It was the summer of 1969 and the Cuyahoga River was on fire. This wasn’t the first time the river in northern Ohio had burned—it wasn’t even the tenth. Every few years, an errant spark would ignite the river, threatening nearby buildings or passing ships. The fire of 1969 was not especially notable for the damage it caused or the duration of its blaze. But it did ignite the tinderbox of environmental unrest that had already been smoldering across the country. Within six months of the fire, the U.S. Congress passed the National Environmental Policy Act, establishing the U.S. Environmental Protection Agency (EPA). One of the first acts of the EPA was to implement the Clean Water Act of 1972, which mandated that all waterways must be of sufficient quality to be safe for swimming and aquatic life by 1983.

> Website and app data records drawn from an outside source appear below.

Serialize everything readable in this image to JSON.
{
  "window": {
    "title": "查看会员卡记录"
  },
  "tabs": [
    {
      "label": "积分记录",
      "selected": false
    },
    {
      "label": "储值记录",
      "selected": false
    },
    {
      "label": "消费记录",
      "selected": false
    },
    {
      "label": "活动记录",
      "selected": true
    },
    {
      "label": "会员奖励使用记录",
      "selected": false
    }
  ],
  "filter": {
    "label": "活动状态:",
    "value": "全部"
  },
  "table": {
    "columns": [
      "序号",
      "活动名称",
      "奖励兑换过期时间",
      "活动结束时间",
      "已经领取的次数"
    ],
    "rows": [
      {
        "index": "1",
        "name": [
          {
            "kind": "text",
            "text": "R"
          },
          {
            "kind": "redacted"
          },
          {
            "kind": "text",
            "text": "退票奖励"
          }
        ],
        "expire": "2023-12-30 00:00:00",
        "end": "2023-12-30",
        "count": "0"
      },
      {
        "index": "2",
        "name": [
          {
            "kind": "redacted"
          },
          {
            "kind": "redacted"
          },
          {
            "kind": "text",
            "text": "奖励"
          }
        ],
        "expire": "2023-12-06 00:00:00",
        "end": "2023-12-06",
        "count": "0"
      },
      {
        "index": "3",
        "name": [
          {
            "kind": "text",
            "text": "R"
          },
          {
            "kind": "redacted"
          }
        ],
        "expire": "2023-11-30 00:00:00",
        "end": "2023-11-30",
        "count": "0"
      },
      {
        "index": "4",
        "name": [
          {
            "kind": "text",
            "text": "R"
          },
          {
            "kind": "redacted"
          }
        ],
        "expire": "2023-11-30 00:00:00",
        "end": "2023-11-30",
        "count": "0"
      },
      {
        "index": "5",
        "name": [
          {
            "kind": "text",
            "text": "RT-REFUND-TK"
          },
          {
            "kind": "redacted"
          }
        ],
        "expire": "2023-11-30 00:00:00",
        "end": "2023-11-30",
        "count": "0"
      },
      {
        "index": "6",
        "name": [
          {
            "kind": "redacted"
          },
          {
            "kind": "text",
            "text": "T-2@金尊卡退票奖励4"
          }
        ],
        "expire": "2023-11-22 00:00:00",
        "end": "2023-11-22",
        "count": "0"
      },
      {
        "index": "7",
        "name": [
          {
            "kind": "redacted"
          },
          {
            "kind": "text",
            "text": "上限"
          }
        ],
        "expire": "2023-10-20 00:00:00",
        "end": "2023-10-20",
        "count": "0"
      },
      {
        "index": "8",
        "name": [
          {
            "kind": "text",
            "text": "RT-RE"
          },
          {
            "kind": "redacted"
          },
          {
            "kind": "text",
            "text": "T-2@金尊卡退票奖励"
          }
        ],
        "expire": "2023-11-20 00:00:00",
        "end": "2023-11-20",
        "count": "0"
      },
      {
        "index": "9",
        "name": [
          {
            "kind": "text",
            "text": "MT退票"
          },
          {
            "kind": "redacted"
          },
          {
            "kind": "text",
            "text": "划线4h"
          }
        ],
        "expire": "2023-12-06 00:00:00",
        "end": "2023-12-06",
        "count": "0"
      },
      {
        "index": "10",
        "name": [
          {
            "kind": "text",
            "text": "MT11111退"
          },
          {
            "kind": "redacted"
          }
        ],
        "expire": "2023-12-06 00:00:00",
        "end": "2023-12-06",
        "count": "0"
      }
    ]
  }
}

Fifty years on, water quality issues remain a challenge. Like the Cuyahoga River in 1969, many other water bodies are on fire—some literally, like the Meiyu River in eastern China or Bellandur Lake in Bangalore, India, which has rained ash onto buildings up to six miles away. Yet most burn imperceptibly, with bacteria, sewage, chemicals, and plastics sucking out the dissolved oxygen much like a raging inferno and transforming water into poison for humans and ecosystems alike. Understanding of this problem has been impaired not just by a lack of information, but also by the complexity of issues that often transcend discipline boundaries—environmental science, health, hydrology, and economics—with each offering different insights.
This report brings forth new results that illuminate the impacts of the hidden dangers that lie beneath the water’s surface and elucidate strategies for combating them. The main, though not exclusive, focus is on the parameters that are tracked in the water quality Sustainable Development Goal (SDG) 6.3.2, with its focus on nutrient loads, salt balances, and overall environmental health of water bodies. The report demonstrates that the parameters identified in SDG 6.3.2 have impacts that are wider, deeper, and larger than previously known, suggesting the need for a broader focus on water quality beyond indicators of sanitation-related contaminants such as fecal coliforms and Escherichia coli. Recognizing the scope of the problem, identifying the magnitude of the impacts, and formulating ways to address these will be critical to improving public health, preserving ecosystems, and sustaining economic growth throughout the twenty-first century.